February 23rd, 2007
Reformed or Presbyterian is a name used to describe our form of church government. It seeks to balance the concerns of the individual, the congregation, the leadership, and the broader church so that the headship of Christ is fully represented at all levels of the church.
Presbyterianism uses a team ministry in which men, ordained as elders, shepherd the church as equals. This avoids the problem of independency and congregationalism which can often lead to anarchy and the rule of the majority. By checks and balances this approach seeks to provide mutual accountability, and thus avoid an oppressive hierarchy that is found in various forms of prelacy.
Presbyterianism is a very old pattern of church government (similar to the form of government used in the United States Constitution, probably because much was taken from the Presbyterian system). Although church government, we admit, is not essential to salvation, principles of church order are a part of divine revelation, and therefore cannot be overlooked. How can the whole counsel of God be conserved if a scriptural government is not established and maintained?
An examination of the main principles of the early Church of the apostles shows that the form of Church government was Presbyterian.
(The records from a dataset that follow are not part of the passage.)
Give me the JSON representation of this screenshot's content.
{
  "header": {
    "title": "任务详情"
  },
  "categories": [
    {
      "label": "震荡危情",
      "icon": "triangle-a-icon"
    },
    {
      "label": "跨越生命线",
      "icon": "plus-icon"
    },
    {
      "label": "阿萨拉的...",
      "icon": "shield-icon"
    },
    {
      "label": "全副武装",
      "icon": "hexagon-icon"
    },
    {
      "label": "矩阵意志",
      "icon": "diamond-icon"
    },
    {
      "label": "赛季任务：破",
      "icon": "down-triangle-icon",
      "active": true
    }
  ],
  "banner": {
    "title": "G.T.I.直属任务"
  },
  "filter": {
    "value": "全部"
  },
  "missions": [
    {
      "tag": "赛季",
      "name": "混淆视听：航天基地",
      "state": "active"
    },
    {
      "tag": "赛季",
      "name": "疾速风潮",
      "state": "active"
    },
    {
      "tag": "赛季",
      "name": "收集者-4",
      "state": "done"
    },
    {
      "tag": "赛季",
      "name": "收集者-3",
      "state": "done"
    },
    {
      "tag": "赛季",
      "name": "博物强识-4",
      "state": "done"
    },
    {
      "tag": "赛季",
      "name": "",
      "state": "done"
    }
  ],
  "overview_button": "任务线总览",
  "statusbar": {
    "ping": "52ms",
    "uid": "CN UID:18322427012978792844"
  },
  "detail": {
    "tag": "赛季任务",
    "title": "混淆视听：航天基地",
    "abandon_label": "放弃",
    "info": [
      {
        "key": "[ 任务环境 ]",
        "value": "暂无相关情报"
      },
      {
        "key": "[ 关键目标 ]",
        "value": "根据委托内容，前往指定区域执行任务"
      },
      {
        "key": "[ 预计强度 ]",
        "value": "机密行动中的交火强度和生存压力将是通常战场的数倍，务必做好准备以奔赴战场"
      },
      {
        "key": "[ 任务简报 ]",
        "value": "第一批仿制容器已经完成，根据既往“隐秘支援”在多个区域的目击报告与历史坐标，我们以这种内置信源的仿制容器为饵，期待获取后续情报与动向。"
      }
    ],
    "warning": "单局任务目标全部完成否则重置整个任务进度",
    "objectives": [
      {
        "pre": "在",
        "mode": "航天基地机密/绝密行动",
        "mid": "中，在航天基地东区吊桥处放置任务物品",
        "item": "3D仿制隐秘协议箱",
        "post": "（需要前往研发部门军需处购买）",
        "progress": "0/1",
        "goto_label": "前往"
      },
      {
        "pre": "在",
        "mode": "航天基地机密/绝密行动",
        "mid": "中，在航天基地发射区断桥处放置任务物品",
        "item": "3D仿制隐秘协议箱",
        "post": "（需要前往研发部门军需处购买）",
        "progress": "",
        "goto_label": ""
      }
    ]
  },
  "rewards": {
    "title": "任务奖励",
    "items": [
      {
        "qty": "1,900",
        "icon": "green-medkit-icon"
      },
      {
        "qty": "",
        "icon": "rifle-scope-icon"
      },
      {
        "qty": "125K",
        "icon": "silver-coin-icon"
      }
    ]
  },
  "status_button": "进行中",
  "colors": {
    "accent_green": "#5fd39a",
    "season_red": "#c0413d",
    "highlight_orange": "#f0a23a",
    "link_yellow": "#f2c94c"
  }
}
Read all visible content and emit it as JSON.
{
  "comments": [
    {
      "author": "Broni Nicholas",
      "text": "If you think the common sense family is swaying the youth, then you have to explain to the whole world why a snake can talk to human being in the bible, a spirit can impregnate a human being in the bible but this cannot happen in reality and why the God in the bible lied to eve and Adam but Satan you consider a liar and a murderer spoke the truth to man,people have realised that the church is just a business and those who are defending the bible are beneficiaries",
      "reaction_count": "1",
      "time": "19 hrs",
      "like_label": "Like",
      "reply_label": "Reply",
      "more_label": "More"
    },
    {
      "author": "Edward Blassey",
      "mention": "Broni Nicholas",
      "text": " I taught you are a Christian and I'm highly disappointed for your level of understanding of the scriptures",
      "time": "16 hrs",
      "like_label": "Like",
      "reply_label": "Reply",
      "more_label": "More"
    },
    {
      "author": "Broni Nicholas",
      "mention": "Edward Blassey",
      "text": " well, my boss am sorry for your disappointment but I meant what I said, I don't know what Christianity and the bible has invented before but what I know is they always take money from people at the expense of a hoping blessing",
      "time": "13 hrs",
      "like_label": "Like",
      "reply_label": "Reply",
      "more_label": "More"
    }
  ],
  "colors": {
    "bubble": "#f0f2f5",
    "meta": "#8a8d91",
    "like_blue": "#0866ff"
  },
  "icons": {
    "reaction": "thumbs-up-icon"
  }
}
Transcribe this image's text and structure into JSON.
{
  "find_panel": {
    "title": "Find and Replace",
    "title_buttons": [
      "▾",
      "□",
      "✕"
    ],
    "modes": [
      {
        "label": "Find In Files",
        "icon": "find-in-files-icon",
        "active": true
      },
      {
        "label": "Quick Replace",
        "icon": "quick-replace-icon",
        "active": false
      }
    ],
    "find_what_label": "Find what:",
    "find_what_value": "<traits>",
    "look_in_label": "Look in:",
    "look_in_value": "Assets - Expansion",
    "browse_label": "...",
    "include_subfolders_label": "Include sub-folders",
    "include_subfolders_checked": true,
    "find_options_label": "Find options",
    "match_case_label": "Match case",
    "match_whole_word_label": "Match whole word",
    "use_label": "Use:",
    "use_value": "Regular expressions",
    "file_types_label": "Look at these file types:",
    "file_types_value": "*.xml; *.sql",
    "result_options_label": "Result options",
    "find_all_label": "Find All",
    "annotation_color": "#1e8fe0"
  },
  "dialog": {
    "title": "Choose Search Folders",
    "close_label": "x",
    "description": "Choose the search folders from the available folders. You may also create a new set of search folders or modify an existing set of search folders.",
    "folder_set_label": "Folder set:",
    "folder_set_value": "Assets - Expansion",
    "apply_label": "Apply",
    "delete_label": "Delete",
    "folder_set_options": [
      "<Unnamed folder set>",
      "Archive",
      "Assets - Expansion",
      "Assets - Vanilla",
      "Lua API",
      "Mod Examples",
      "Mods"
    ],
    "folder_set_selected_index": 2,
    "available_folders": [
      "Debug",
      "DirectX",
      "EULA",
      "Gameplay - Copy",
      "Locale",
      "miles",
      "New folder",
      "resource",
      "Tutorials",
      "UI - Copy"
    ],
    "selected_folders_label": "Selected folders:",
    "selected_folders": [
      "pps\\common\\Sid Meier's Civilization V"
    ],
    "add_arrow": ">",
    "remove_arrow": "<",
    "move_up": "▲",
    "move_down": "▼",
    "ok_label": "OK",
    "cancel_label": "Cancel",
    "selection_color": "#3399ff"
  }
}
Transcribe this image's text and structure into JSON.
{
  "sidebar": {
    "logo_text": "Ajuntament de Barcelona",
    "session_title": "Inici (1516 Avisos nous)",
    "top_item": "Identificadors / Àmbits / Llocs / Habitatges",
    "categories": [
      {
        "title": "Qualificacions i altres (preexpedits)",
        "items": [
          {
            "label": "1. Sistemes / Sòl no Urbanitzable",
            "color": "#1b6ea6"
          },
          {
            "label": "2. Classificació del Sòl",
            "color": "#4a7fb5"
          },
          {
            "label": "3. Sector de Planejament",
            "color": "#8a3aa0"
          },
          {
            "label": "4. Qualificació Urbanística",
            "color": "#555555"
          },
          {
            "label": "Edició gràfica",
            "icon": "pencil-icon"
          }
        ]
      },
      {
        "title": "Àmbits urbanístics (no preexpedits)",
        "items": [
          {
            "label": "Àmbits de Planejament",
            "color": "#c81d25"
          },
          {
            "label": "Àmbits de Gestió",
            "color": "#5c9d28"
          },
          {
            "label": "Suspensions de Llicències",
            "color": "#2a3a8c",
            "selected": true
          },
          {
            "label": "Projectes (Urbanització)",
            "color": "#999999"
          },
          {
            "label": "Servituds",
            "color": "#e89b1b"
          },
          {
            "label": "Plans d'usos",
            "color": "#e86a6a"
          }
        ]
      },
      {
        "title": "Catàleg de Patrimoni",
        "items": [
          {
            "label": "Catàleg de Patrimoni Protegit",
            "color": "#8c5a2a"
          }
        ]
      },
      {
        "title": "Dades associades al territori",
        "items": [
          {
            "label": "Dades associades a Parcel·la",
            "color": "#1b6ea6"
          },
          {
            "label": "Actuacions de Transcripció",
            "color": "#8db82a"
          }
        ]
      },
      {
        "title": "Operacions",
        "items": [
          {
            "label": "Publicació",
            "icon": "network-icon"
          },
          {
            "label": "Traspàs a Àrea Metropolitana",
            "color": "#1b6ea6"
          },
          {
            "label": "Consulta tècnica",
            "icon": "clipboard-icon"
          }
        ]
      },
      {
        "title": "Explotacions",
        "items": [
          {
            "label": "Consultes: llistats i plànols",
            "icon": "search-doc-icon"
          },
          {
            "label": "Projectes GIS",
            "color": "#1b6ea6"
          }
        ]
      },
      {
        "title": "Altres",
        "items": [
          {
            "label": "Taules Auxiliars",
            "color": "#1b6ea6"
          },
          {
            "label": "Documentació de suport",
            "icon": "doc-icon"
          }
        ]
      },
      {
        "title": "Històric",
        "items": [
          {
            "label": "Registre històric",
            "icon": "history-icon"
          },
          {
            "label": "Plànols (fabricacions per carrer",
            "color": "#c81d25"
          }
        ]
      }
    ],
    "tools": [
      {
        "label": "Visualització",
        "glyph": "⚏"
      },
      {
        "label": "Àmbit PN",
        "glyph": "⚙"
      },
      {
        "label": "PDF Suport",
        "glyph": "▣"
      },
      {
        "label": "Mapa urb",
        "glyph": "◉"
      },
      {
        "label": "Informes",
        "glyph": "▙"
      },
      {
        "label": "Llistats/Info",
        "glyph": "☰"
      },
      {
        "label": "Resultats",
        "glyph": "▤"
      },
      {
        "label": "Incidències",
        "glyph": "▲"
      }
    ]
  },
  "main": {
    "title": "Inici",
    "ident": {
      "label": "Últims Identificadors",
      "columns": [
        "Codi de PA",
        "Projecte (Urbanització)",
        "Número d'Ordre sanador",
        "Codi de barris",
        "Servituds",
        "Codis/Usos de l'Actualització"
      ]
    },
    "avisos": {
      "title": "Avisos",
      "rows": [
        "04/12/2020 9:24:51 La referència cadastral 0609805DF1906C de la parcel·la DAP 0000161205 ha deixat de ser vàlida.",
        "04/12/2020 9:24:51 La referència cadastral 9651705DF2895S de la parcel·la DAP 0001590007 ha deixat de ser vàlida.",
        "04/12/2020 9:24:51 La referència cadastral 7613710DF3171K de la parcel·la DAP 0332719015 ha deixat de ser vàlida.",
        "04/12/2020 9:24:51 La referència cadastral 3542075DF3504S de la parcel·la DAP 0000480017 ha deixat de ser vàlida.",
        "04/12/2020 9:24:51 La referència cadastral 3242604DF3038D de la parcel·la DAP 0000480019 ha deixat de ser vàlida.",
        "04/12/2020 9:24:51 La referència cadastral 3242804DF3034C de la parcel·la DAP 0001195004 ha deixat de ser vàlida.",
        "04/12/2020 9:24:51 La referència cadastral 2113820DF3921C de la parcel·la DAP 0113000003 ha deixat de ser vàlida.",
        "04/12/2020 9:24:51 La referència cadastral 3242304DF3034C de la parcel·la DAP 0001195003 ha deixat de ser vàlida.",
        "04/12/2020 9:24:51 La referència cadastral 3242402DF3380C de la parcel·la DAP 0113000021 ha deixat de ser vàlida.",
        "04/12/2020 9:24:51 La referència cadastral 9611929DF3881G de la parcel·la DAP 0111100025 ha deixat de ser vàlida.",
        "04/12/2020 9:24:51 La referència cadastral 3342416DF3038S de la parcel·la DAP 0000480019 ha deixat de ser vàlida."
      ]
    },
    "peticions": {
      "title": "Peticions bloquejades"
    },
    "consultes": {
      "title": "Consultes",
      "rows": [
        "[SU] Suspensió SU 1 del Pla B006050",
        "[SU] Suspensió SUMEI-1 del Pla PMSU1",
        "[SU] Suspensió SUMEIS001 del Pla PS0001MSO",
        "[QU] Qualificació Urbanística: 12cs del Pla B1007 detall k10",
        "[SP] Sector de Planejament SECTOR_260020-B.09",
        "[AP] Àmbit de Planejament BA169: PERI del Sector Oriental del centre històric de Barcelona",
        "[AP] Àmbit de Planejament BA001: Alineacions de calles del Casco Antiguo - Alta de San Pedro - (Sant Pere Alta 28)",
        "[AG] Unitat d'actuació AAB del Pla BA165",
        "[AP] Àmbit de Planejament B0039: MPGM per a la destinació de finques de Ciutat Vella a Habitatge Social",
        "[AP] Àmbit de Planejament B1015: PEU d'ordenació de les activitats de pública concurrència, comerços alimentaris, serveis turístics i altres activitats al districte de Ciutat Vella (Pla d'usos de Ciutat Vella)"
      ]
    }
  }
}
The central feature of this system of ecclesiastical government is that Christ is the only head of the church and he has given unique gifts to presbyters or elders to shepherd his flock.
The following six principles characterized the government of the early Christian Church (taken from Witherow’s Apostolic Church):
- The office-bearers were chosen by the people.
- The office of a bishop and an elder was identical.
- There was a plurality of elders in each Church.
- Ordination was the act of a presbytery—that is, of a plurality of elders.
- There was the privilege of appeal to the assembly of elders; and the power of government was exercised by them in their associate capacity.
- The only Head of the Church was the Lord Jesus Christ.
A comparison of the three forms of government of various Christian denominations—Prelacy, Independency, and Presbyterianisn—shows that Prelacy conforms to none of the above principles; Independency to only three; while Presbyterianism conforms to all six.